  • Outcome 6: Rhetorical Agility. Students will demonstrate rhetorical agility, composing texts in diverse genres that respond with clarity and precision to a variety of purposes, audiences, and settings.


Knowledge and Skill Sets

Based on the English Department's mission and goals, the following knowledge and skills sets are central objectives of the undergraduate BA in English. Students will demonstrate the following items in each category.

Content/Knowledge Objectives

  • Knowledge of the basic concepts, theories, and perspectives important to English studies, including rhetorical, interpretive, historical, cultural, social approaches to language and texts.
  • An understanding of the ways in which texts can reflect or shape the representation of historical and cultural circumstances.
  • Knowledge of creative and critical conventions of written discourses.
  • An understanding of language use and mechanics.
  • An ability to recognize rhetorical and generic traditions and innovations.

Critical and Analytical Objectives

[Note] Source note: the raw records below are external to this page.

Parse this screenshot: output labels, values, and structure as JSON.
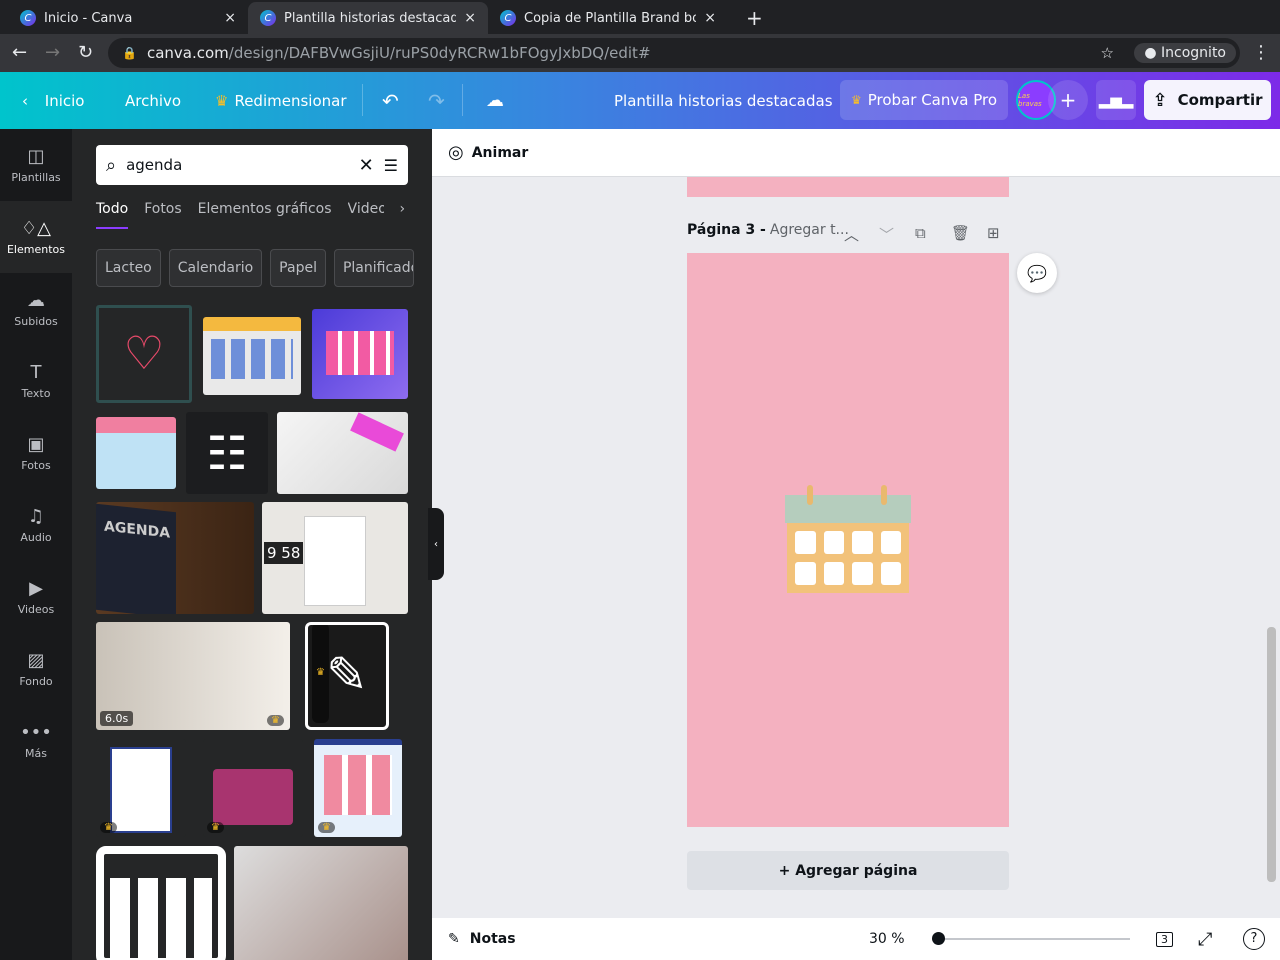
{
  "browser": {
    "tabs": [
      {
        "title": "Inicio - Canva"
      },
      {
        "title": "Plantilla historias destacadas"
      },
      {
        "title": "Copia de Plantilla Brand book"
      }
    ],
    "url_domain": "canva.com",
    "url_path": "/design/DAFBVwGsjiU/ruPS0dyRCRw1bFOgyJxbDQ/edit#",
    "incognito": "Incognito"
  },
  "topbar": {
    "home": "Inicio",
    "file": "Archivo",
    "resize": "Redimensionar",
    "title": "Plantilla historias destacadas",
    "pro": "Probar Canva Pro",
    "share": "Compartir",
    "avatar_text": "Las bravas"
  },
  "sidebar": {
    "items": [
      {
        "label": "Plantillas",
        "icon": "template-icon"
      },
      {
        "label": "Elementos",
        "icon": "elements-icon"
      },
      {
        "label": "Subidos",
        "icon": "upload-icon"
      },
      {
        "label": "Texto",
        "icon": "text-icon"
      },
      {
        "label": "Fotos",
        "icon": "photo-icon"
      },
      {
        "label": "Audio",
        "icon": "audio-icon"
      },
      {
        "label": "Videos",
        "icon": "video-icon"
      },
      {
        "label": "Fondo",
        "icon": "background-icon"
      },
      {
        "label": "Más",
        "icon": "more-icon"
      }
    ]
  },
  "panel": {
    "search_value": "agenda",
    "tabs": [
      "Todo",
      "Fotos",
      "Elementos gráficos",
      "Videos"
    ],
    "chips": [
      "Lacteo",
      "Calendario",
      "Papel",
      "Planificador"
    ],
    "image_texts": {
      "agenda": "AGENDA",
      "clock": "9 58",
      "video_duration": "6.0s"
    }
  },
  "editor": {
    "animate": "Animar",
    "page_label": "Página 3 -",
    "page_title_placeholder": "Agregar t...",
    "add_page": "+ Agregar página",
    "notes": "Notas",
    "zoom": "30 %",
    "page_count": "3"
  },
  "colors": {
    "page": "#f4b1c0",
    "accent": "#8b3dff"
  }
}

  • The ability to apply various types of criticism in their reading of texts and writing of texts.
  • Knowledge of the conventions of particular textual genres by employing them in their own work and explaining them in other writers' work.
  • The ability to use theoretical terms and perspectives important in English Studies.
  • The ability to analyze the ways in which written texts both reflect and help to construct such social categories as race, class, gender, and sexuality.

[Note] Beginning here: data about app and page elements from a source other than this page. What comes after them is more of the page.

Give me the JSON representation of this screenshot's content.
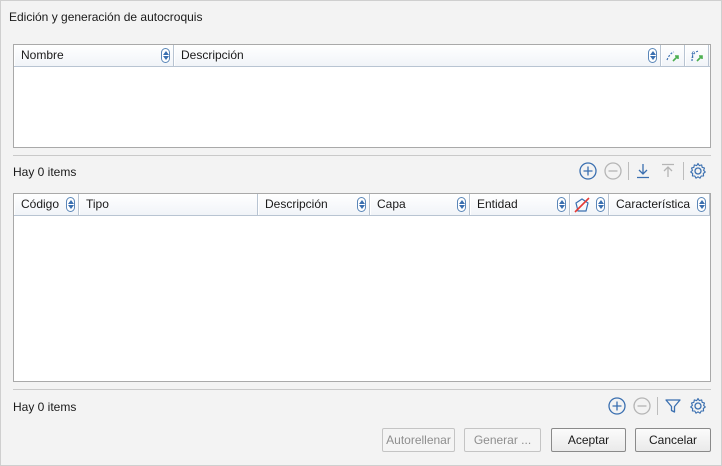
{
  "window": {
    "title": "Edición y generación de autocroquis"
  },
  "top_table": {
    "columns": [
      {
        "label": "Nombre"
      },
      {
        "label": "Descripción"
      }
    ],
    "icon_columns": [
      "link-map-icon",
      "formula-link-icon"
    ],
    "status": "Hay 0 items"
  },
  "top_toolbar": {
    "icons": [
      "add-icon",
      "remove-icon",
      "import-icon",
      "export-icon",
      "gear-icon"
    ]
  },
  "bottom_table": {
    "columns": [
      {
        "label": "Código"
      },
      {
        "label": "Tipo"
      },
      {
        "label": "Descripción"
      },
      {
        "label": "Capa"
      },
      {
        "label": "Entidad"
      },
      {
        "label": "Característica"
      }
    ],
    "icon_column": "no-shape-icon",
    "status": "Hay 0 items"
  },
  "bottom_toolbar": {
    "icons": [
      "add-icon",
      "remove-icon",
      "filter-icon",
      "gear-icon"
    ]
  },
  "buttons": {
    "autofill": "Autorellenar",
    "generate": "Generar ...",
    "accept": "Aceptar",
    "cancel": "Cancelar"
  },
  "colors": {
    "accent": "#3a6fb0",
    "border": "#a9a9a9",
    "header_border": "#b8c4d2"
  }
}
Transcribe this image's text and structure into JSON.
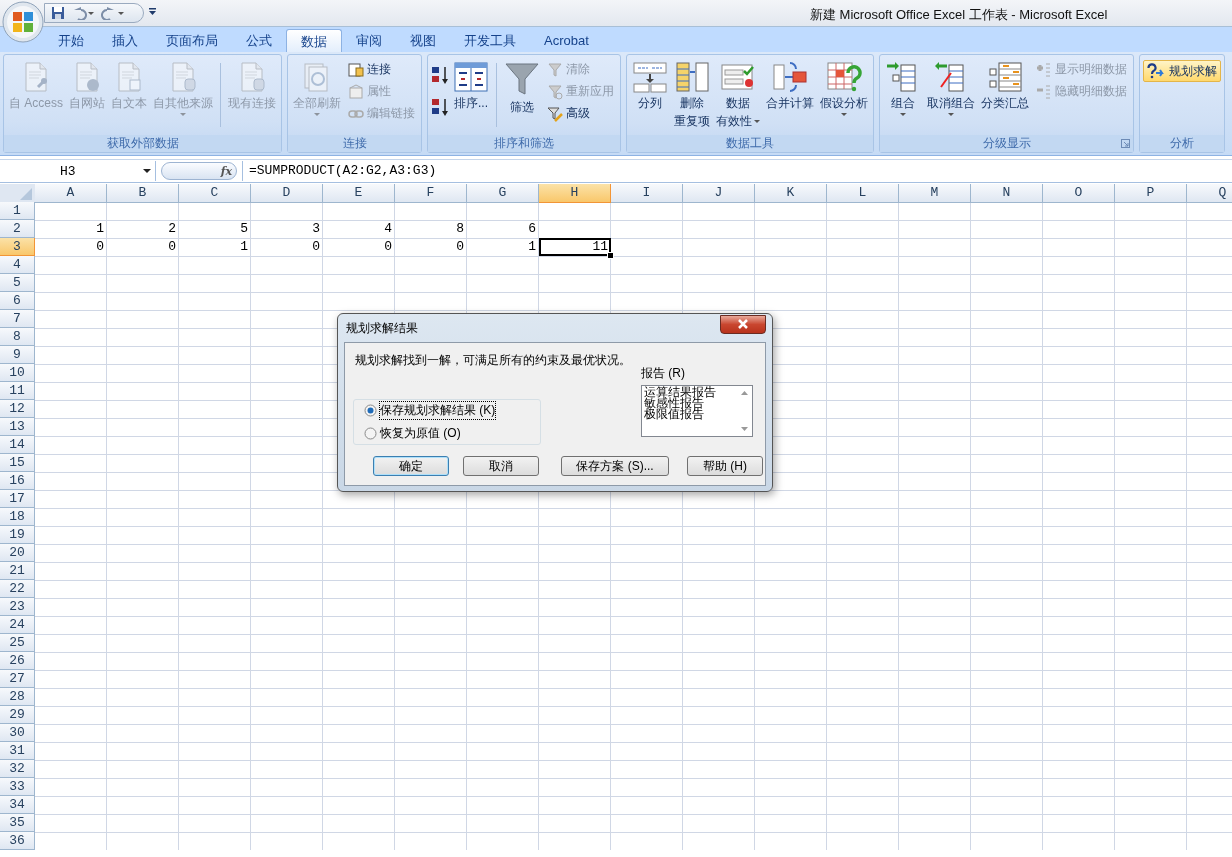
{
  "title_bar": {
    "title": "新建 Microsoft Office Excel 工作表 - Microsoft Excel"
  },
  "tabs": [
    {
      "label": "开始",
      "selected": false
    },
    {
      "label": "插入",
      "selected": false
    },
    {
      "label": "页面布局",
      "selected": false
    },
    {
      "label": "公式",
      "selected": false
    },
    {
      "label": "数据",
      "selected": true
    },
    {
      "label": "审阅",
      "selected": false
    },
    {
      "label": "视图",
      "selected": false
    },
    {
      "label": "开发工具",
      "selected": false
    },
    {
      "label": "Acrobat",
      "selected": false
    }
  ],
  "ribbon": {
    "groups": [
      {
        "label": "获取外部数据",
        "launcher": false,
        "buttons": [
          {
            "kind": "large",
            "label": "自 Access",
            "disabled": true,
            "dropdown": false
          },
          {
            "kind": "large",
            "label": "自网站",
            "disabled": true,
            "dropdown": false
          },
          {
            "kind": "large",
            "label": "自文本",
            "disabled": true,
            "dropdown": false
          },
          {
            "kind": "large",
            "label": "自其他来源",
            "disabled": true,
            "dropdown": true
          },
          {
            "kind": "separator"
          },
          {
            "kind": "large",
            "label": "现有连接",
            "disabled": true,
            "dropdown": false
          }
        ]
      },
      {
        "label": "连接",
        "launcher": false,
        "buttons": [
          {
            "kind": "large",
            "label": "全部刷新",
            "disabled": true,
            "dropdown": true
          },
          {
            "kind": "stack",
            "items": [
              {
                "label": "连接",
                "disabled": false
              },
              {
                "label": "属性",
                "disabled": true
              },
              {
                "label": "编辑链接",
                "disabled": true
              }
            ]
          }
        ]
      },
      {
        "label": "排序和筛选",
        "launcher": false,
        "buttons": [
          {
            "kind": "sortpair"
          },
          {
            "kind": "large",
            "label": "排序...",
            "disabled": false,
            "dropdown": false
          },
          {
            "kind": "separator"
          },
          {
            "kind": "large",
            "label": "筛选",
            "disabled": false,
            "dropdown": false
          },
          {
            "kind": "stack",
            "items": [
              {
                "label": "清除",
                "disabled": true
              },
              {
                "label": "重新应用",
                "disabled": true
              },
              {
                "label": "高级",
                "disabled": false
              }
            ]
          }
        ]
      },
      {
        "label": "数据工具",
        "launcher": false,
        "buttons": [
          {
            "kind": "large",
            "label": "分列",
            "disabled": false,
            "dropdown": false
          },
          {
            "kind": "large",
            "lines": [
              "删除",
              "重复项"
            ],
            "disabled": false,
            "dropdown": false
          },
          {
            "kind": "large",
            "lines": [
              "数据",
              "有效性"
            ],
            "disabled": false,
            "dropdown": true
          },
          {
            "kind": "large",
            "label": "合并计算",
            "disabled": false,
            "dropdown": false
          },
          {
            "kind": "large",
            "label": "假设分析",
            "disabled": false,
            "dropdown": true
          }
        ]
      },
      {
        "label": "分级显示",
        "launcher": true,
        "buttons": [
          {
            "kind": "large",
            "label": "组合",
            "disabled": false,
            "dropdown": true
          },
          {
            "kind": "large",
            "label": "取消组合",
            "disabled": false,
            "dropdown": true
          },
          {
            "kind": "large",
            "label": "分类汇总",
            "disabled": false,
            "dropdown": false
          },
          {
            "kind": "stack",
            "items": [
              {
                "label": "显示明细数据",
                "disabled": true
              },
              {
                "label": "隐藏明细数据",
                "disabled": true
              }
            ]
          }
        ]
      },
      {
        "label": "分析",
        "launcher": false,
        "buttons": [
          {
            "kind": "highlight",
            "label": "规划求解"
          }
        ]
      }
    ]
  },
  "formula_bar": {
    "name_box": "H3",
    "function_button": "fx",
    "formula": "=SUMPRODUCT(A2:G2,A3:G3)"
  },
  "sheet": {
    "columns": [
      {
        "label": "A",
        "selected": false
      },
      {
        "label": "B",
        "selected": false
      },
      {
        "label": "C",
        "selected": false
      },
      {
        "label": "D",
        "selected": false
      },
      {
        "label": "E",
        "selected": false
      },
      {
        "label": "F",
        "selected": false
      },
      {
        "label": "G",
        "selected": false
      },
      {
        "label": "H",
        "selected": true
      },
      {
        "label": "I",
        "selected": false
      },
      {
        "label": "J",
        "selected": false
      },
      {
        "label": "K",
        "selected": false
      },
      {
        "label": "L",
        "selected": false
      },
      {
        "label": "M",
        "selected": false
      },
      {
        "label": "N",
        "selected": false
      },
      {
        "label": "O",
        "selected": false
      },
      {
        "label": "P",
        "selected": false
      },
      {
        "label": "Q",
        "selected": false
      }
    ],
    "rows": [
      {
        "label": "1",
        "selected": false
      },
      {
        "label": "2",
        "selected": false,
        "cells": [
          {
            "value": "1",
            "selected": false
          },
          {
            "value": "2",
            "selected": false
          },
          {
            "value": "5",
            "selected": false
          },
          {
            "value": "3",
            "selected": false
          },
          {
            "value": "4",
            "selected": false
          },
          {
            "value": "8",
            "selected": false
          },
          {
            "value": "6",
            "selected": false
          }
        ]
      },
      {
        "label": "3",
        "selected": true,
        "cells": [
          {
            "value": "0",
            "selected": false
          },
          {
            "value": "0",
            "selected": false
          },
          {
            "value": "1",
            "selected": false
          },
          {
            "value": "0",
            "selected": false
          },
          {
            "value": "0",
            "selected": false
          },
          {
            "value": "0",
            "selected": false
          },
          {
            "value": "1",
            "selected": false
          },
          {
            "value": "11",
            "selected": true
          }
        ]
      },
      {
        "label": "4",
        "selected": false
      },
      {
        "label": "5",
        "selected": false
      },
      {
        "label": "6",
        "selected": false
      },
      {
        "label": "7",
        "selected": false
      },
      {
        "label": "8",
        "selected": false
      },
      {
        "label": "9",
        "selected": false
      },
      {
        "label": "10",
        "selected": false
      },
      {
        "label": "11",
        "selected": false
      },
      {
        "label": "12",
        "selected": false
      },
      {
        "label": "13",
        "selected": false
      },
      {
        "label": "14",
        "selected": false
      },
      {
        "label": "15",
        "selected": false
      },
      {
        "label": "16",
        "selected": false
      },
      {
        "label": "17",
        "selected": false
      },
      {
        "label": "18",
        "selected": false
      },
      {
        "label": "19",
        "selected": false
      },
      {
        "label": "20",
        "selected": false
      },
      {
        "label": "21",
        "selected": false
      },
      {
        "label": "22",
        "selected": false
      },
      {
        "label": "23",
        "selected": false
      },
      {
        "label": "24",
        "selected": false
      },
      {
        "label": "25",
        "selected": false
      },
      {
        "label": "26",
        "selected": false
      },
      {
        "label": "27",
        "selected": false
      },
      {
        "label": "28",
        "selected": false
      },
      {
        "label": "29",
        "selected": false
      },
      {
        "label": "30",
        "selected": false
      },
      {
        "label": "31",
        "selected": false
      },
      {
        "label": "32",
        "selected": false
      },
      {
        "label": "33",
        "selected": false
      },
      {
        "label": "34",
        "selected": false
      },
      {
        "label": "35",
        "selected": false
      },
      {
        "label": "36",
        "selected": false
      }
    ]
  },
  "dialog": {
    "title": "规划求解结果",
    "message": "规划求解找到一解，可满足所有的约束及最优状况。",
    "options": [
      {
        "label": "保存规划求解结果 (K)",
        "selected": true
      },
      {
        "label": "恢复为原值 (O)",
        "selected": false
      }
    ],
    "report_label": "报告 (R)",
    "reports": [
      {
        "label": "运算结果报告",
        "selected": false
      },
      {
        "label": "敏感性报告",
        "selected": false
      },
      {
        "label": "极限值报告",
        "selected": false
      }
    ],
    "buttons": [
      {
        "label": "确定",
        "default": true
      },
      {
        "label": "取消",
        "default": false
      },
      {
        "label": "保存方案 (S)...",
        "default": false
      },
      {
        "label": "帮助 (H)",
        "default": false
      }
    ]
  }
}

Written Communication Objectives

  • The ability to write clear, grammatical sentences and well-organized texts that reflect an attention to audience and genre.
  • The ability to construct and develop a thesis.
  • The ability to adhere to the conventions of logical argumentation.
  • Attention to appropriate language use and mechanics.
  • The ability to support analysis with textual evidence.
  • The ability to convey an ethos appropriate to the purpose and genre of texts they compose.
  • The ability to present information in visually effective ways.

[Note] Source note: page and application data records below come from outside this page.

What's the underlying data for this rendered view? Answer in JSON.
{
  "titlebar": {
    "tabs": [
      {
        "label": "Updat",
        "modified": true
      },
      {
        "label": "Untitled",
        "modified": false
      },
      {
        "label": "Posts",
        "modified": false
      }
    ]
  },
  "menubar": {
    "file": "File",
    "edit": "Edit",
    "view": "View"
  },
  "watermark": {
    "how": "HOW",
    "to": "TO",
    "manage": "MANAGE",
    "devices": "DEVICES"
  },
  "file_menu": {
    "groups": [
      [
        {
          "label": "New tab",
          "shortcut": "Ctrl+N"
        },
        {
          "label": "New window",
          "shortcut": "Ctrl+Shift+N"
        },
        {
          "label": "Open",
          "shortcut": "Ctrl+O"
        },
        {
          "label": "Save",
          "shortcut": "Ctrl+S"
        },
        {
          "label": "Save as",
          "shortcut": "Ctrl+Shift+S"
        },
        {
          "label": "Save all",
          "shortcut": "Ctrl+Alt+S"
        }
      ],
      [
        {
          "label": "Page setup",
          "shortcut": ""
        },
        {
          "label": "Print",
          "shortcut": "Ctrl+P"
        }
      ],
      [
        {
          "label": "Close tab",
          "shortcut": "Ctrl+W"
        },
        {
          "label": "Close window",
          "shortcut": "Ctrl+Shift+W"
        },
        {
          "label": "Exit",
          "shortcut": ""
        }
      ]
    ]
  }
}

Information Literacy Objectives

  • The ability to evaluate information sources and employ those sources professionally in their own work.
  • The ability to identify the purpose and audience of potential resources (e.g., popular vs scholarly, current vs historical).
  • The ability to construct a search strategy using appropriate commands for the information retrieval system selected (e.g., Boolean operators, truncation, and proximity for search engines; internal organizational features such as indexes for books).
  • The ability to differentiate between primary and secondary sources, recognizing how their use and importance vary with each discipline.
  • The ability to evaluate information and its sources critically and to incorporate selected information into his or her knowledge base and value system.
  • The ability to summarize the main ideas to be extracted from the information gathered.
  • An understanding of the many of the ethical, legal, and socio-economic issues surrounding information and information technology. Specifically, they will demonstrate an understanding of intellectual property, copyright, and fair use of copyrighted material.